However, the supermarket chain will no longer enjoy the financial backing of Citywire AA-rated Leigh Himsworth's £122 million Fidelity UK Opportunities fund, after he sold his ‘significant’ position in the firm.
At face value, he said the push to amalgamate Sainsbury's with its Walmart-owned rival makes 'compelling reading', with £500 million in potential efficiencies, technology sharing and double digit earnings accretion allowing price cuts of 10% on 'regularly purchased' products.
However, he expressed concern about the risks of the sheer size of the deal. 'We are looking at the number two in the market buying the number three,' he pointed out.
This would grant the resulting behemoth 'a number one market position with a market share of 31.4%, clearly giving the CMA [Competition and Markets Authority] an issue.
'In theory, the issues to be determined are whether such a step would disadvantage the customer and stifle investment?
'The part of the statement referring to 10% price cuts on regularly purchased products, is clearly designed to address the first point as the comment, and I paraphrase, "Walmart... to share knowledge and technology developments" is moraimed at the latter.'
That, though, may not be enough, with factors such as 'the position of the employees, (over 300,000 of them), the pension trustees, and the suppliers' all weighing on the eventual outcome.
Himsworth (pictured) noted that consolidation is one way the big four food retail giants of Tesco, Sainsbury’s, Asda, and Morrison's are moving to cope with rising pressure from smaller competitors such as Waitrose and new market entrants like Amazon.
While he said he appreciates the potential gains from rationalisation, he sees the merger itself preoccupying the companies’ management and taking at least another year to pull off.
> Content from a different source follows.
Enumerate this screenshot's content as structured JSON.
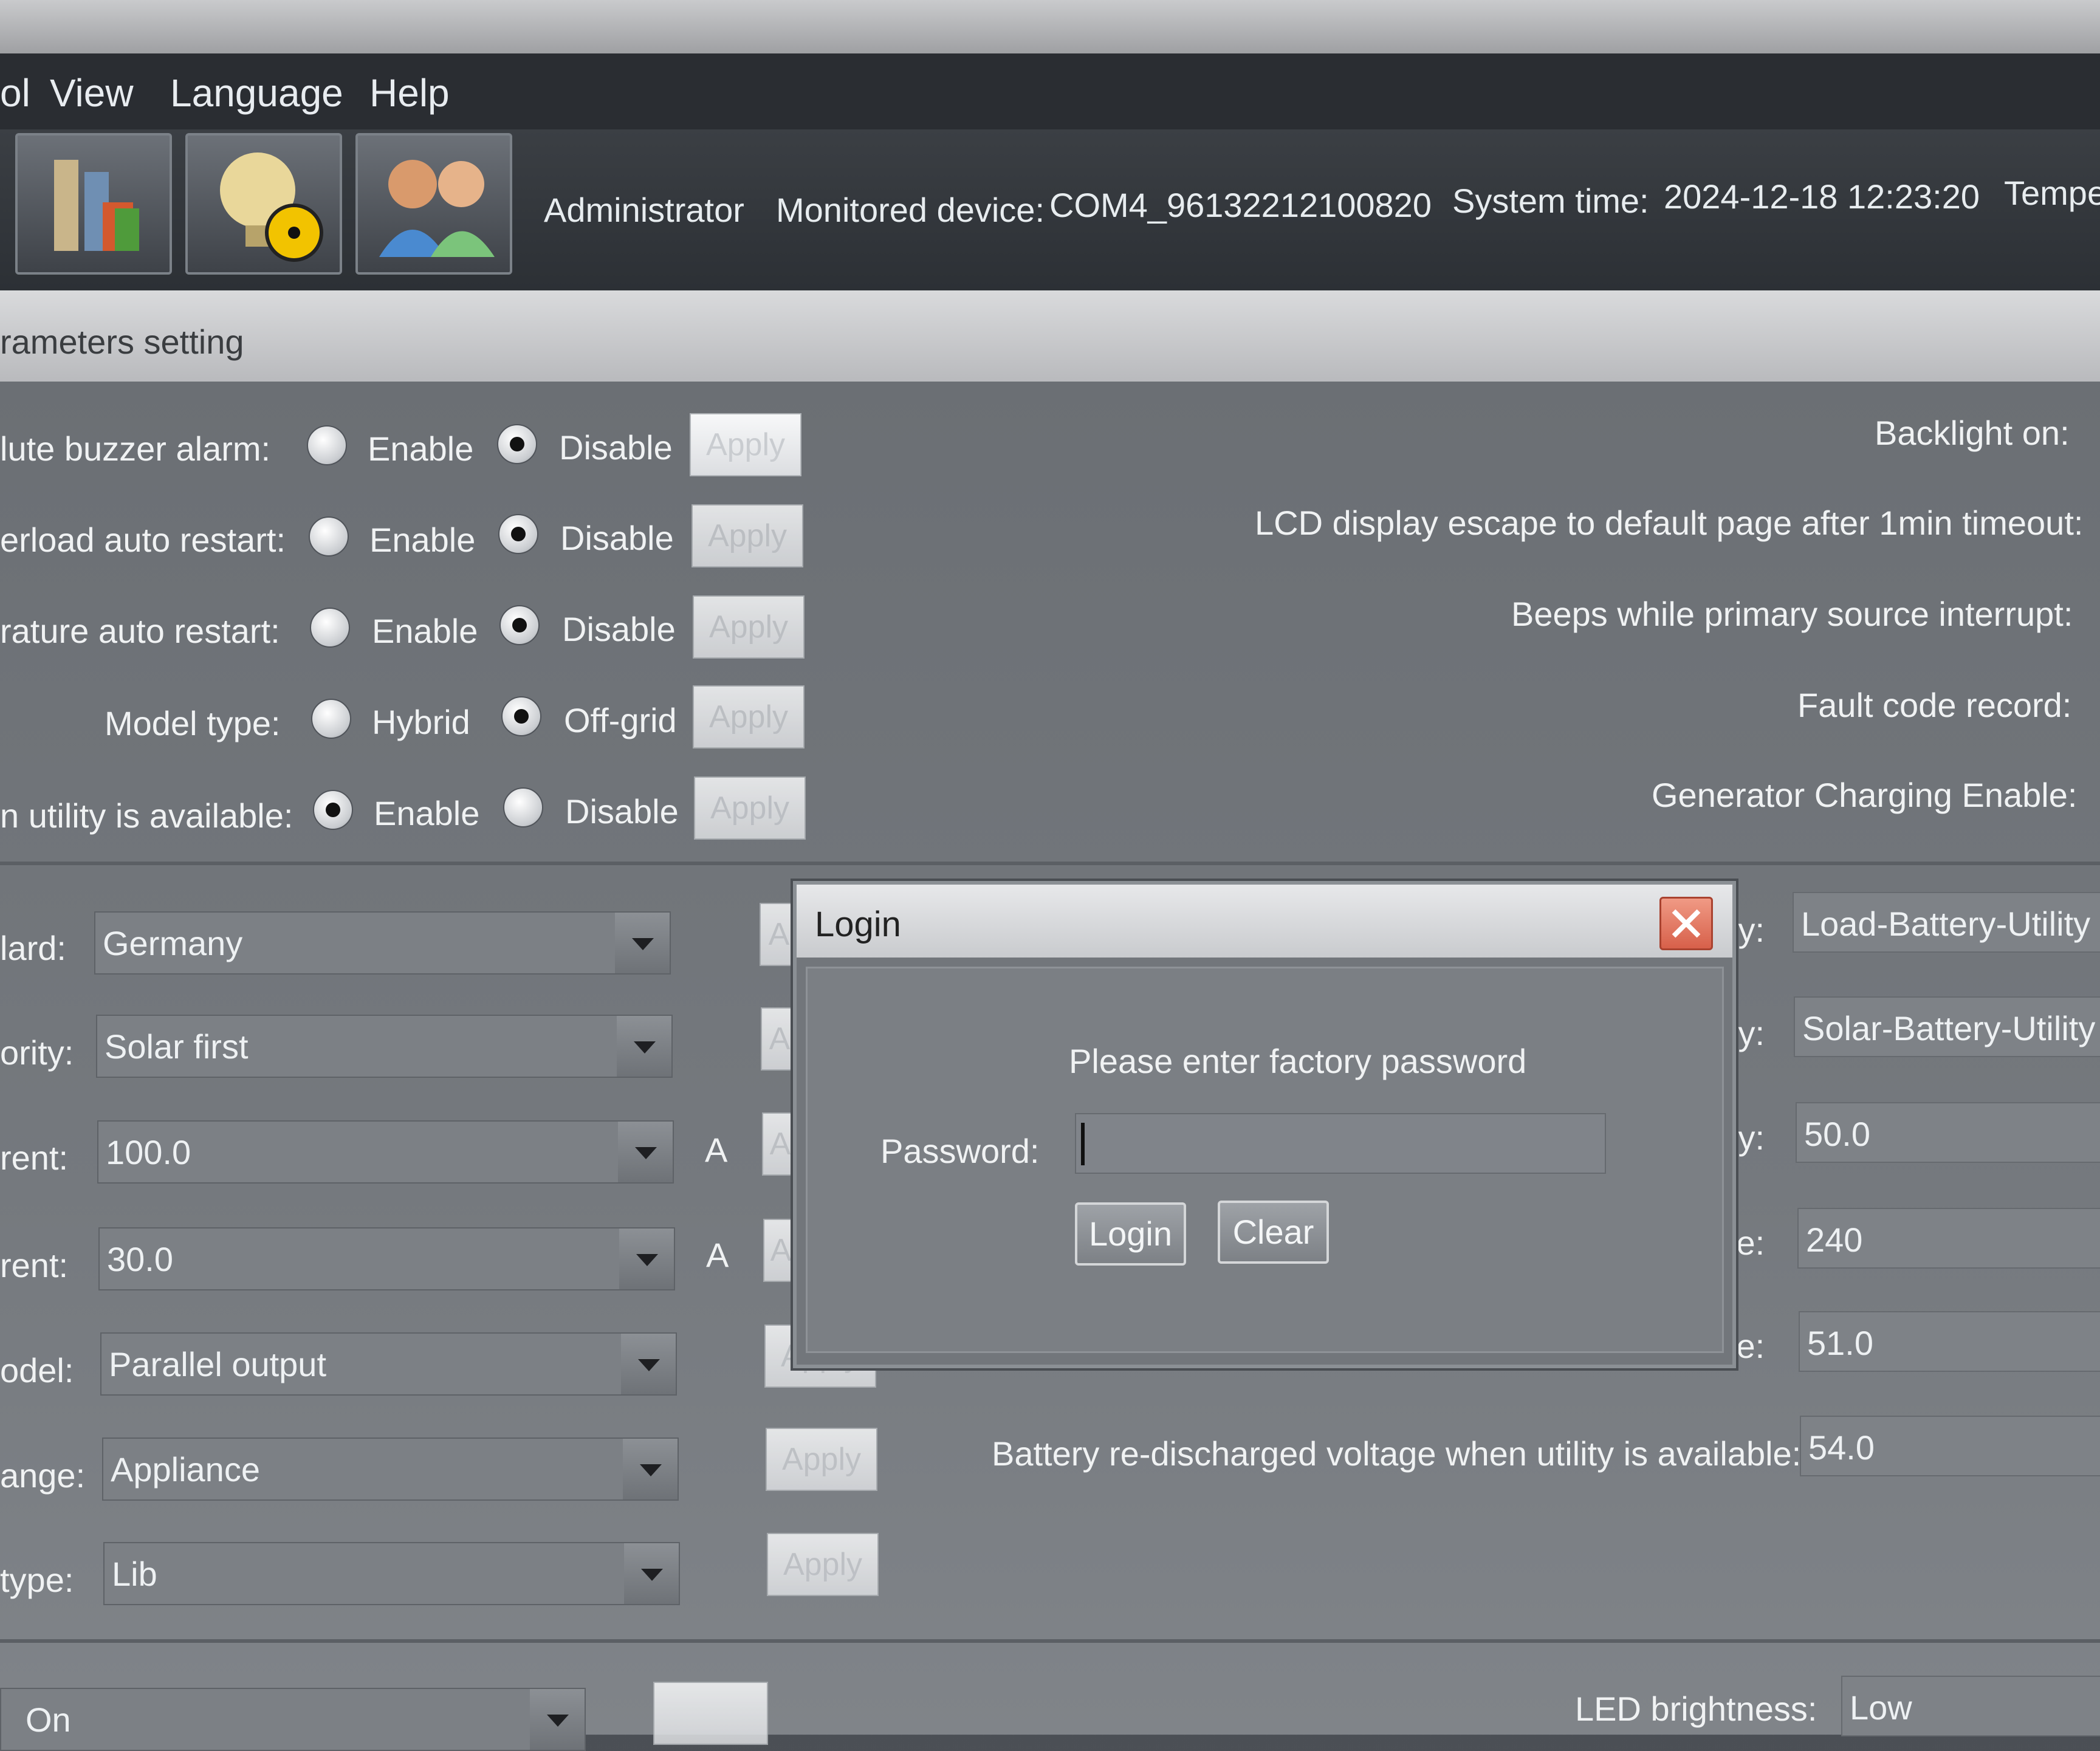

He added: 'winning in food retailing is not just about buying benefits, it is about clear market positioning and execution.
'The complexity of this deal may mean a lack of focus on the day job for senior management, and could benefit the competitors in the short term, as could any store disposals.’
That said, he’s not counting out buying back into Sainsbury’s when the picture’s clearer, and is looking out for 'perhaps a better re-entry point, perhaps buy-one-get-one-free!'
The Fidelity UK Opportunities fund returned 39.2% in the three years to the end of April compared to a sector average of 21.3%.